The current contract is up for renewal in 2008, and the union is expected to seek significant wage and benefits improvements. "We think we deserve a better deal from the company and we look forward to talking to them about it," says Sherry Scott. Woerner says the mood at the cannery is upbeat--an assessment that Scott disagrees with. Still, the CEO now feels the company is in better shape than ever and is making significant progress toward moving from an old-line can and pack company to a sophisticated enterprise with flexible production lines and the capability to quickly produce specialty products for private-label customers and supermarkets. Says Woerner, "I regret that the strike happened but I don't think we had a choice, and the changes we've fought to make have given the company a new lease on life."
Change was necessary, but I'm not certain that the communications were handled properly. It seems like the big changes came down as edicts; workers had no chance to respond or make suggestions or propose solutions. This is typical CFO behavior. CFOs want to fix the problem as quickly as possible because the company is bleeding money. But we always say there is not a single unionized company that didn't ask for it because the election of a union means workers feel as though they are being ignored and need a voice.
Hawaii Employers Council
I don't think Woerner had any other options. Snokist was bleeding red ink and the growers were not in a position to hang on forever. Cutting benefits and outsourcing jobs were the right things to do to cut costs--especially when your competition for agricultural goods is China. True, bringing in a labor attorney may have sent things in a more confrontational direction, but it also may have quickly demonstrated how far apart the parties already were. I think Woerner handled this about as well as anyone could have been expected to.
Fisher & Phillips

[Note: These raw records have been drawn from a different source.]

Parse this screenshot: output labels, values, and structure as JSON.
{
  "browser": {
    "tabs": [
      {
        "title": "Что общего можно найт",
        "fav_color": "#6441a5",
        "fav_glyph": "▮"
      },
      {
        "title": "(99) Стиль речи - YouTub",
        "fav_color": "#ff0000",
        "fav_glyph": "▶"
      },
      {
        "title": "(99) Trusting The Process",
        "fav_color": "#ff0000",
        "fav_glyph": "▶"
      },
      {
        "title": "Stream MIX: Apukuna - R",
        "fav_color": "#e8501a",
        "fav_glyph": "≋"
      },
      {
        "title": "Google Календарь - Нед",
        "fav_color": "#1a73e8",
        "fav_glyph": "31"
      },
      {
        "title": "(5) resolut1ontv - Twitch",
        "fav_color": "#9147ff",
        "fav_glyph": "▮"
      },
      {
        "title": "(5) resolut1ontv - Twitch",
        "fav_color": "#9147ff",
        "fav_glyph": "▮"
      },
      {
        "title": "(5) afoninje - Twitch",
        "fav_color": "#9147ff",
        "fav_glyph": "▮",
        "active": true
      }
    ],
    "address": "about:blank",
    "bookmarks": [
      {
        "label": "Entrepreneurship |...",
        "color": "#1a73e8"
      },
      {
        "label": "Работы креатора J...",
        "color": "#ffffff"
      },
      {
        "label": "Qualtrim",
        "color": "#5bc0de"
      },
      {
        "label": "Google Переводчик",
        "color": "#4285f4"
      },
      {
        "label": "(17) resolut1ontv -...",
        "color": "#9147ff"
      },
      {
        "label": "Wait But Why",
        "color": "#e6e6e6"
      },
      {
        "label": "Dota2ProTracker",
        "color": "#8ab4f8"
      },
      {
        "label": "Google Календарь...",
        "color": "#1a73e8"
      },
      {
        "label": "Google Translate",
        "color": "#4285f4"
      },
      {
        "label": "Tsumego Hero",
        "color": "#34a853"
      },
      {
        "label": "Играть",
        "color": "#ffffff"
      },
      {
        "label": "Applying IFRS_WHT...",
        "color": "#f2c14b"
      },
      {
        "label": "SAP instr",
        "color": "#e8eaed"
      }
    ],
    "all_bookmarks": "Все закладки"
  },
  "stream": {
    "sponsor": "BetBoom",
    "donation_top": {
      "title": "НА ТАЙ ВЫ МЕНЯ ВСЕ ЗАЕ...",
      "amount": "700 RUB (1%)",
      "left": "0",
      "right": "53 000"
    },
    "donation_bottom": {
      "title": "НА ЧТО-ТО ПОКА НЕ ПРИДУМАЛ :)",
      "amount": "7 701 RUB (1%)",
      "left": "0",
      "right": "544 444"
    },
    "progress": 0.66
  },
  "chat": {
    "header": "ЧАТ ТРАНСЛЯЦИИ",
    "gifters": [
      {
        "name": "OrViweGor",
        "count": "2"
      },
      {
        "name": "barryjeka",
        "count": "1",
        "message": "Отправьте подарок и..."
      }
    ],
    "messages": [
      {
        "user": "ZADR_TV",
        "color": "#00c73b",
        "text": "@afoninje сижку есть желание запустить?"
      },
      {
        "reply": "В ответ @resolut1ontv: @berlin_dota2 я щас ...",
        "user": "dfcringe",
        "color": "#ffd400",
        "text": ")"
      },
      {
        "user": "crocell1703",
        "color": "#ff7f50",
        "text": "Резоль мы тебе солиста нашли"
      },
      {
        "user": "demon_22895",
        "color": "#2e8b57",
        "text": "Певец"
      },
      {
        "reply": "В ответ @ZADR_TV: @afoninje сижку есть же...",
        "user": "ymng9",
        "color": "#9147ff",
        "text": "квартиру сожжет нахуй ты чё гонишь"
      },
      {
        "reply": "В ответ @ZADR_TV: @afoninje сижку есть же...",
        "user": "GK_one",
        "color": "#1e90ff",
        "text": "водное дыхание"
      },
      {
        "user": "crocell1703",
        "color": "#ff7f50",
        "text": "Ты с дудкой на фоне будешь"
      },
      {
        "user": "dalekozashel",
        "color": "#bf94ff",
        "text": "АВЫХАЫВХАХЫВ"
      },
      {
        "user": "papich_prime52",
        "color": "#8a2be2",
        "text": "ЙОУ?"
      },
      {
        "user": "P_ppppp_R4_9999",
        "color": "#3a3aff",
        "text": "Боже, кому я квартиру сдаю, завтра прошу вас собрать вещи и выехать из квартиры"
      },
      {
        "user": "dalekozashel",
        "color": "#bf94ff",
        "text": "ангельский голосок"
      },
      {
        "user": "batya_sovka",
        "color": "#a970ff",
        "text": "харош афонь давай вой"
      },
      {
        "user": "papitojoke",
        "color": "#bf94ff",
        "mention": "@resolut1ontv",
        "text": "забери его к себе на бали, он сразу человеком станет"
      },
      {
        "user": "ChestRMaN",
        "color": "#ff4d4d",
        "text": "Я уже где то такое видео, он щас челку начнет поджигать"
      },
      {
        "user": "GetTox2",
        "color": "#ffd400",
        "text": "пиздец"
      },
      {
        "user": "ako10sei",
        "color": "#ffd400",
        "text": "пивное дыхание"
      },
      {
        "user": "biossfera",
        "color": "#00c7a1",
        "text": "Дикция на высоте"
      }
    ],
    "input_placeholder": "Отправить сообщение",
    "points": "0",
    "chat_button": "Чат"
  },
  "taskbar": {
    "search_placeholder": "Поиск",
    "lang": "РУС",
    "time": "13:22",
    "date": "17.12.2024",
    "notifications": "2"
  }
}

It would have been smarter to not let the negotiations reach the harvest season. Our company was in a similar position with the farm workers union in 2002. We announced that failure to accept the contract would result in a lockout. The lockout started three months before harvesting, giving us the ability to prepare our managers and train temporary employees. Also, our philosophy is to manage our own negotiations and not have outside attorneys get involved. That creates an even more adversarial environment.
C. Mondavi & Sons
St. Helena, California